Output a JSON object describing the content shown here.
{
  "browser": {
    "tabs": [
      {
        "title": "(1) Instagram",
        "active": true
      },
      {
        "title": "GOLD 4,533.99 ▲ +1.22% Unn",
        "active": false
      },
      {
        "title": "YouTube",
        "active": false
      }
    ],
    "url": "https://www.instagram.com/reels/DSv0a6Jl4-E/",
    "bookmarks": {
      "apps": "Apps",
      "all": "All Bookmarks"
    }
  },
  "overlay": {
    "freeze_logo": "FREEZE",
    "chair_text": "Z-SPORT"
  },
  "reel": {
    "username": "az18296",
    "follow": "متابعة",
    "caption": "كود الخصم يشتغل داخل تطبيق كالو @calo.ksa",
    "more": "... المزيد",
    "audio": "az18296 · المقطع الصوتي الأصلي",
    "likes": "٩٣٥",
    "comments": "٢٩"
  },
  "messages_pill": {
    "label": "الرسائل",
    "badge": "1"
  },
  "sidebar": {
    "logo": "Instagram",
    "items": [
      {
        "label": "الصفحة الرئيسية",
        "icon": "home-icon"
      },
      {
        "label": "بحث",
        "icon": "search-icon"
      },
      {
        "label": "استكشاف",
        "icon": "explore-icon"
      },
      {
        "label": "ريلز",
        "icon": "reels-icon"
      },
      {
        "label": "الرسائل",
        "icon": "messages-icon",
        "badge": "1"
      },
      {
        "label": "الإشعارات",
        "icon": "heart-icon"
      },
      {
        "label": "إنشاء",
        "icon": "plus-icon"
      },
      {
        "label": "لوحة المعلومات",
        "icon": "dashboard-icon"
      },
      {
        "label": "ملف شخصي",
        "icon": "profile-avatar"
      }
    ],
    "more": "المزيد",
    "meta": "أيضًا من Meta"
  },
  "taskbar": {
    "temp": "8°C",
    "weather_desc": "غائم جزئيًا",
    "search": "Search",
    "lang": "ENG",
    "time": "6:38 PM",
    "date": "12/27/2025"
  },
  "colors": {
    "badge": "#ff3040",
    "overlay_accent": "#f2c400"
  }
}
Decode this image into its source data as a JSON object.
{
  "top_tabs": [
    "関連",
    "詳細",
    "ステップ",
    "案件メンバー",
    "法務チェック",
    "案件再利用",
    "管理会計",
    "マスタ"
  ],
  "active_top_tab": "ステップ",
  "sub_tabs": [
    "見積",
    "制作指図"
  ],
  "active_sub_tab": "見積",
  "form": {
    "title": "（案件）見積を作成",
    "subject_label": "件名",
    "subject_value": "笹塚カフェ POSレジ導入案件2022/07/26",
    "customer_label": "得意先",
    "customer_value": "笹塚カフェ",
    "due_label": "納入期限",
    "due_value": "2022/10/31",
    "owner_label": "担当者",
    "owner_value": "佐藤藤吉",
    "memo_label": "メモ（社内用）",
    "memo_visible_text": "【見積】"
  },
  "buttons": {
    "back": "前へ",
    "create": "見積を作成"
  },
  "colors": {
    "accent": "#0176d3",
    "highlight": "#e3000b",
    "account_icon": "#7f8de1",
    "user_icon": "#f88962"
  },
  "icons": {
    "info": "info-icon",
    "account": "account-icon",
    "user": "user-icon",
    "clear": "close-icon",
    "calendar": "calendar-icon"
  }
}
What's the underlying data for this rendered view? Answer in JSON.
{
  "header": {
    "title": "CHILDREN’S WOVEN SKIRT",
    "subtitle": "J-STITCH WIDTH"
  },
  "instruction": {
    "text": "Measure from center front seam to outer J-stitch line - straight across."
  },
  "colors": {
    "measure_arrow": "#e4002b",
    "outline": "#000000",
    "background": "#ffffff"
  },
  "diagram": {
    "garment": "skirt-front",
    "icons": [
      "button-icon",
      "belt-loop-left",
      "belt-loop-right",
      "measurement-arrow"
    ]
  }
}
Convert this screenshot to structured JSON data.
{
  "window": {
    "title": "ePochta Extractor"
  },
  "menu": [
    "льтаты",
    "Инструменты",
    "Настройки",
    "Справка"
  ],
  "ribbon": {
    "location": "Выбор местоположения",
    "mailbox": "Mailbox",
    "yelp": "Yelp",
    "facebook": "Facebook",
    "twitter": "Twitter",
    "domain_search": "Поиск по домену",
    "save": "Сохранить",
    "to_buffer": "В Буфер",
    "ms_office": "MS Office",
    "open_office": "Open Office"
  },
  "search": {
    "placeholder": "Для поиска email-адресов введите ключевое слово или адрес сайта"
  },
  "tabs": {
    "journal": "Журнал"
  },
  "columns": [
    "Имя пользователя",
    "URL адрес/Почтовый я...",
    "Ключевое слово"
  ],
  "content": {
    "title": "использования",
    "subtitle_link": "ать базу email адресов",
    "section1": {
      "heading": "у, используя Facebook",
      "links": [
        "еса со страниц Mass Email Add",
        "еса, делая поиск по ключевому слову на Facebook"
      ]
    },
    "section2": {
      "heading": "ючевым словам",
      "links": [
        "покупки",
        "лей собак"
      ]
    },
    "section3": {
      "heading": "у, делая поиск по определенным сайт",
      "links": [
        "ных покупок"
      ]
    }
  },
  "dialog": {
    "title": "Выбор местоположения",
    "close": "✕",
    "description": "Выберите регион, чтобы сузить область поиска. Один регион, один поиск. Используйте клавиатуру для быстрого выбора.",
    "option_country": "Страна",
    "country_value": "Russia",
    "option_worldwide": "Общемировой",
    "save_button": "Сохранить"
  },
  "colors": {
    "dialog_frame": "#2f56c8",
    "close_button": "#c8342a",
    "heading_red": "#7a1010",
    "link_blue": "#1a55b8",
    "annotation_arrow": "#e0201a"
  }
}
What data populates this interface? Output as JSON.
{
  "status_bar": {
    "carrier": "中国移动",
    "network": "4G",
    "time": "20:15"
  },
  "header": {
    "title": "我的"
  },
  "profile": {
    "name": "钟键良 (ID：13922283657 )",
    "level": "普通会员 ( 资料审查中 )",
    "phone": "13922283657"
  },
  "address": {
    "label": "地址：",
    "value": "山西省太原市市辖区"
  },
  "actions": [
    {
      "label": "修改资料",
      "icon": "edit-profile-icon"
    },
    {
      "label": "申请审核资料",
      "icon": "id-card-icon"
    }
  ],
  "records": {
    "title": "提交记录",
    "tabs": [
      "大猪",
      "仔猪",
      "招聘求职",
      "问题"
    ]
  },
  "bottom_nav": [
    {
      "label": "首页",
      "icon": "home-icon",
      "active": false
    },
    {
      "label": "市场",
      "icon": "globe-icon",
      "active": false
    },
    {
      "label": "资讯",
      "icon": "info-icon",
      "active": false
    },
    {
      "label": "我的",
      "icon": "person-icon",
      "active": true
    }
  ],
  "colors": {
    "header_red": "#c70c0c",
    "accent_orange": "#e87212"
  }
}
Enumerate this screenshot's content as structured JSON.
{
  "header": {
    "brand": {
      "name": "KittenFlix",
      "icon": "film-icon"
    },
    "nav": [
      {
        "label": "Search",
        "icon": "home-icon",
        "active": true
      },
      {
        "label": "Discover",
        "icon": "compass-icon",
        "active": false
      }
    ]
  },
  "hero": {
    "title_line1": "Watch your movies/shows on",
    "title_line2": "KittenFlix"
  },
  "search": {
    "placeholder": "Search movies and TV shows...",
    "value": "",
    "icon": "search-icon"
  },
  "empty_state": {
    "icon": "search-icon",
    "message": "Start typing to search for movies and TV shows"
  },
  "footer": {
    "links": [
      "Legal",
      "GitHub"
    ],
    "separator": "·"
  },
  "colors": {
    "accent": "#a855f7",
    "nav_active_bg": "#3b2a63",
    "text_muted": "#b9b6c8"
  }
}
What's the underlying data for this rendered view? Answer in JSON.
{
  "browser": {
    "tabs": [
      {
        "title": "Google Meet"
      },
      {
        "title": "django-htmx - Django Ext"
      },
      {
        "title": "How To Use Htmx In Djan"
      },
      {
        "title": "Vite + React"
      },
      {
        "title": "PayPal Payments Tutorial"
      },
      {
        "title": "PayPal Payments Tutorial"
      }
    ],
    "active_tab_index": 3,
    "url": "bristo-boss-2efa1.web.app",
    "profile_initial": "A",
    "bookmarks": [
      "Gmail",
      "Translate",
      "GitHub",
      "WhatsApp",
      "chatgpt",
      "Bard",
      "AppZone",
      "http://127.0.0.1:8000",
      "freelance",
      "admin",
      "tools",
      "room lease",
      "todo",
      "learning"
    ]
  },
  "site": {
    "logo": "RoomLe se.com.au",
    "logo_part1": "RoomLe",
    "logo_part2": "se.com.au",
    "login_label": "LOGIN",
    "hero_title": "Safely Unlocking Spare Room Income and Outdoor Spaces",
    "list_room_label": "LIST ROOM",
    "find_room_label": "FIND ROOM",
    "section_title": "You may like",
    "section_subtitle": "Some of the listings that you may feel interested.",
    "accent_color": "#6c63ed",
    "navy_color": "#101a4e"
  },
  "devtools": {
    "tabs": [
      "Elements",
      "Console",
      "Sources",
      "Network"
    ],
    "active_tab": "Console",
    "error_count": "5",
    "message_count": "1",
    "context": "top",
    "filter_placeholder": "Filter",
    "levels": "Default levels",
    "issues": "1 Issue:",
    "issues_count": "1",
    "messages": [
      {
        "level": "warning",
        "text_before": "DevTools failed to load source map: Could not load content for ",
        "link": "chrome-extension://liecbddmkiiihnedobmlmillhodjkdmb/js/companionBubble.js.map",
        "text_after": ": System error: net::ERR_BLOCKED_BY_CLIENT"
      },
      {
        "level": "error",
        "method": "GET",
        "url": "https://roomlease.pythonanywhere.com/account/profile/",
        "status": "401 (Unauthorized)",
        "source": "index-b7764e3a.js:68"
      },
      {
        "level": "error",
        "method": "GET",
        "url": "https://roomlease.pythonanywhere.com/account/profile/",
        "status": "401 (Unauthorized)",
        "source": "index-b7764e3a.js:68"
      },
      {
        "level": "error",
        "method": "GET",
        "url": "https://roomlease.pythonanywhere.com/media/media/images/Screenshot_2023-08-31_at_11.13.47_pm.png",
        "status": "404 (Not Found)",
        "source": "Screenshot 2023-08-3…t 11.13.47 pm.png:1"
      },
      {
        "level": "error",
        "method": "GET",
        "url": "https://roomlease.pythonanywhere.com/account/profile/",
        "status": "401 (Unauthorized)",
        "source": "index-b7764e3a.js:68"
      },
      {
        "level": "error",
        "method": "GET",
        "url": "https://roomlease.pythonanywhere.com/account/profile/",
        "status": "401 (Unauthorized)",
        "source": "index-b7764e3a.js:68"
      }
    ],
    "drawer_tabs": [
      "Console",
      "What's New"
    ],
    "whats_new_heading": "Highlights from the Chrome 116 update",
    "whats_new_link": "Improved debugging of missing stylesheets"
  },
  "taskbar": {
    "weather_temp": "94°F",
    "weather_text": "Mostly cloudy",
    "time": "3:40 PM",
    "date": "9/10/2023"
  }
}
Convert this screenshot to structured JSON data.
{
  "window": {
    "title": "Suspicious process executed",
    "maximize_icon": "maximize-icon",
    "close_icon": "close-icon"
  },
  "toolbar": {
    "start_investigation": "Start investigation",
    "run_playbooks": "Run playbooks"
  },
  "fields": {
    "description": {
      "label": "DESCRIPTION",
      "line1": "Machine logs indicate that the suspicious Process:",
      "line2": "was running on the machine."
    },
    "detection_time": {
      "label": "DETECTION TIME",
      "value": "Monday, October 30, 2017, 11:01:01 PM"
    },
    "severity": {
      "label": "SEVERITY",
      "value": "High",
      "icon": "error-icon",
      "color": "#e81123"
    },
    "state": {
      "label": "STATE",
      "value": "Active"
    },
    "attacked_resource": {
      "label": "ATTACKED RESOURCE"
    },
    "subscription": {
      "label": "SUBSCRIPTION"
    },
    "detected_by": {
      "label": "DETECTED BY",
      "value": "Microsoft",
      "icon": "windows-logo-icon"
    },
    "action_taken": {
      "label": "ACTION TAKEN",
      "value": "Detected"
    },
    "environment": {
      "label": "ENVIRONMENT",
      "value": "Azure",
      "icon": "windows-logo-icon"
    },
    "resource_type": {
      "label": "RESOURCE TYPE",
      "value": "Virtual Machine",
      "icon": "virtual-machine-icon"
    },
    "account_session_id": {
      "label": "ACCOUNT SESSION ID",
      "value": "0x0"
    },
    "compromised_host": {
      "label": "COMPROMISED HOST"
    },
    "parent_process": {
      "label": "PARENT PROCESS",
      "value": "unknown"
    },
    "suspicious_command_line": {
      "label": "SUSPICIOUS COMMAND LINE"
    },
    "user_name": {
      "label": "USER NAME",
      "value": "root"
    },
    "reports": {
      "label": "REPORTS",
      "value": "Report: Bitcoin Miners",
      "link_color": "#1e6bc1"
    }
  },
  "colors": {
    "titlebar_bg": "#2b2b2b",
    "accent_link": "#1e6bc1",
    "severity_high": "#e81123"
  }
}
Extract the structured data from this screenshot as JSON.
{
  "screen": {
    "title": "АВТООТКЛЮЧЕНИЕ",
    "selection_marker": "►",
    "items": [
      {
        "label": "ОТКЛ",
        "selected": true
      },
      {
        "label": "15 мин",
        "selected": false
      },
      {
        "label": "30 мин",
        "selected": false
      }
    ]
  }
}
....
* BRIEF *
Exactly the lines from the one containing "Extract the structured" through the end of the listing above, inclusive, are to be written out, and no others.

* WORKED SOLUTION *
Extract the structured data from this screenshot as JSON.
{
  "screen": {
    "title": "АВТООТКЛЮЧЕНИЕ",
    "selection_marker": "►",
    "items": [
      {
        "label": "ОТКЛ",
        "selected": true
      },
      {
        "label": "15 мин",
        "selected": false
      },
      {
        "label": "30 мин",
        "selected": false
      }
    ]
  }
}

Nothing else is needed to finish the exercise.